If you are interested in structural geology, rock mechanics, or geodynamics, and enjoy working with your hands, please send me an email. I would be happy to discuss my research program and graduate education at Washington University.
- Cross A.J, Olree E., Couvy H., Skemer P. (2020) How does viscosity contrast influence phase mixing and strain localization. Journal of Geophysical Research: Solid Earth, 125, https://doi.org/ 10.1029/2020JB020323
- Kranjc K., Thind A.S., Borisevich A.Y., Mishra R., Flores K.M., Skemer P. (2020) Amorphization and plasticity of olivine during low-temperature micropillar deformation experiments. Journal of Geophysical Research: Solid Earth, 125 (5), https://doi.org/10.1029/2019JB019242
- Horn C., Bouilhol P., Skemer P. (2020) Serpentinization, deformation, and seismic anisotropy in the subduction mantle wedge. Geochemistry, Geophysics, Geosystems, 21, https://doi.org/ 10.1029/2020GC008950
- Sly M.K., Thind A.S., Mishra R., Flores K.M., Skemer P. (2019) Low-temperature rheology of calcite. Geophysical Journal International, 221:129-141, doi: 10.1093/gji/ggz577
- Cross A.J., Skemer P. (2019) Rates of dynamic recrystallization in geologic materials. Journal of Geophysical Research: Solid Earth, 10.1029/2018JB016201
- Boneh Y., Wallis D., Hansen L.N., Krawczynski M., Skemer P. (2017) Oriented grain growth and modification of ‘frozen anisotropy’ in the lithospheric mantle. Earth and Planetary Science Letters, 474:368-374, https://doi.org/10.1016/j.epsl.2017.06.050

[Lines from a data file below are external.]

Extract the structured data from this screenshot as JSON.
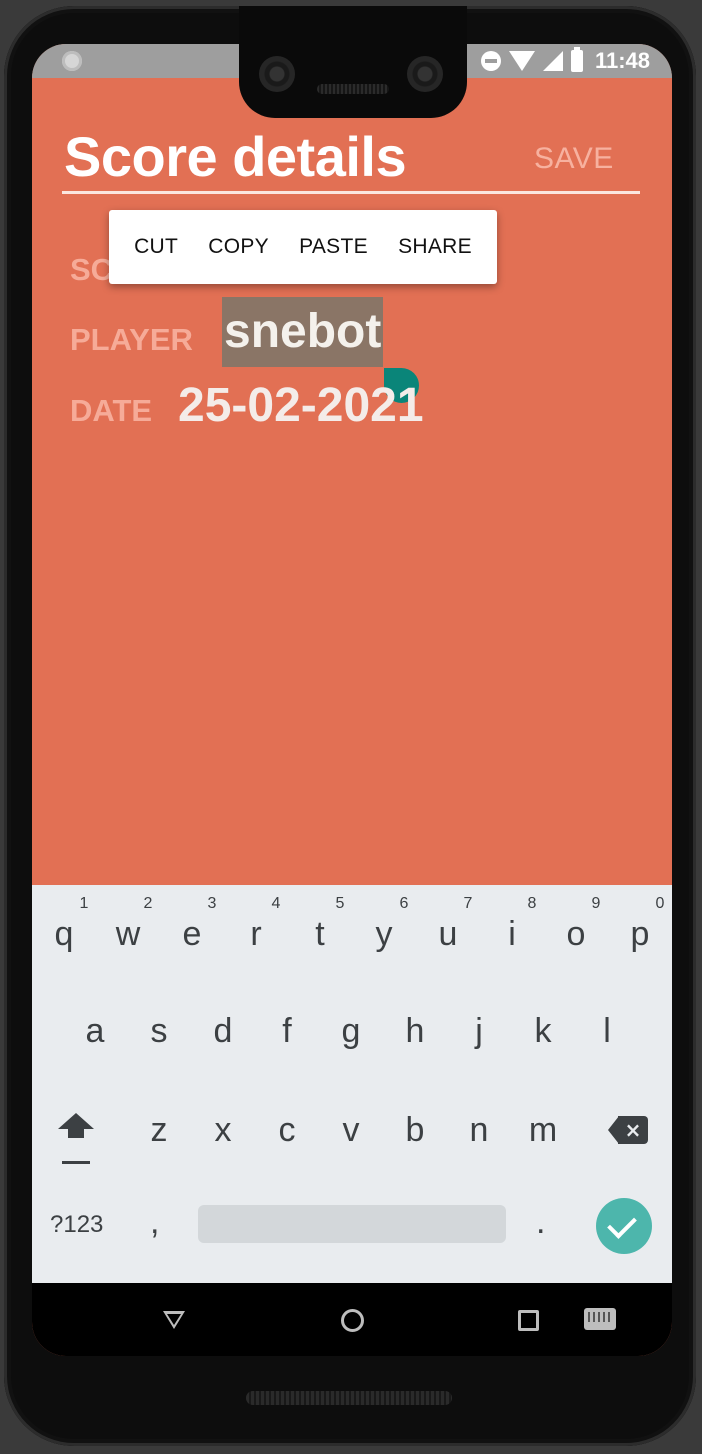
{
  "status_bar": {
    "time": "11:48",
    "icons": [
      "notification-dot-icon",
      "do-not-disturb-icon",
      "wifi-icon",
      "signal-icon",
      "battery-icon"
    ]
  },
  "app": {
    "title": "Score details",
    "save_label": "SAVE",
    "background_color": "#e27054",
    "fields": {
      "score_label": "SCORE",
      "player_label": "PLAYER",
      "player_value": "snebot",
      "date_label": "DATE",
      "date_value": "25-02-2021"
    }
  },
  "context_menu": {
    "items": [
      "CUT",
      "COPY",
      "PASTE",
      "SHARE"
    ]
  },
  "keyboard": {
    "row1": [
      "q",
      "w",
      "e",
      "r",
      "t",
      "y",
      "u",
      "i",
      "o",
      "p"
    ],
    "row1_hints": [
      "1",
      "2",
      "3",
      "4",
      "5",
      "6",
      "7",
      "8",
      "9",
      "0"
    ],
    "row2": [
      "a",
      "s",
      "d",
      "f",
      "g",
      "h",
      "j",
      "k",
      "l"
    ],
    "row3": [
      "z",
      "x",
      "c",
      "v",
      "b",
      "n",
      "m"
    ],
    "symbols_label": "?123",
    "comma": ",",
    "period": ".",
    "accent_color": "#4db6ac"
  },
  "nav_bar": {
    "icons": [
      "back-icon",
      "home-icon",
      "recents-icon",
      "keyboard-switch-icon"
    ]
  }
}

- Bercovici D., Skemer, P. (2017) Grain damage, phase miing and plate-boundary formation. Journal of Geodynamics, 108:40-55, http://dx.doi.org/10.1016/j.jog.2017.05.002
- Skemer P., Chaney M.M., Emmerich A.L., Miller K.J., Zhu W. (2017) Network topology of olivine – basalt partial melts. Geophysical Journal International, 210:284-290, doi:10.1093/gji/ggx160
- Cross A.J., Skemer P. (2017) Ultramylonite generation via phase mixing in high strain experiments. Journal of Geophysical Research: Solid Earth, doi: 10.1002/2016JB013801
- Hansen L.N., Conrad C.P., Boneh Y., Skemer P., Warren J.M., Kohlstedt D.L. (2016) Viscous anisotropy of textured olivine aggregates: 2. Micromechanical model . Journal of Geophysical Research: Solid Earth, doi: 10.1002/2016JB013240
- Rahl J.M., Skemer P. (2016) Microstructural evolution and rheology of quartz in a mid-crustal shear zone. Tectonophysics, http://dx.doi.org/10.1016/j.tecto.2016.05.022
- Kranjc K., Rouse Z., Flores K., Skemer P. (2016) Low temperature plastic rheology of olivine determined by nanoindentation. Geophysical Research Letters, 43, doi: 10.1002/2015GL065837
- Skemer P., Hansen L.N. (2016) Inferring upper-mantle flow from seismic anisotropy: An experimental perspective. Tectonophysics, http://dx.doi.org/10.1016/j.tecto.2015.12.003
- Boneh Y., Morales L.F.G, Kaminski E., Skemer P. (2015) Modeling olivine CPO evolution with complex deformation histories—Implications for the interpretation of seismic anisotropy in the mantle. G3, doi:10.1002/2015GC005964
EPS 104: Freshman Seminar: Geology in the Field
EPS 201: Earth and the Environment
EPS 361/460: Structural Geology
EPS 496: Undergraduate Field Geology
EPS 580: Deformation of Planetary Materials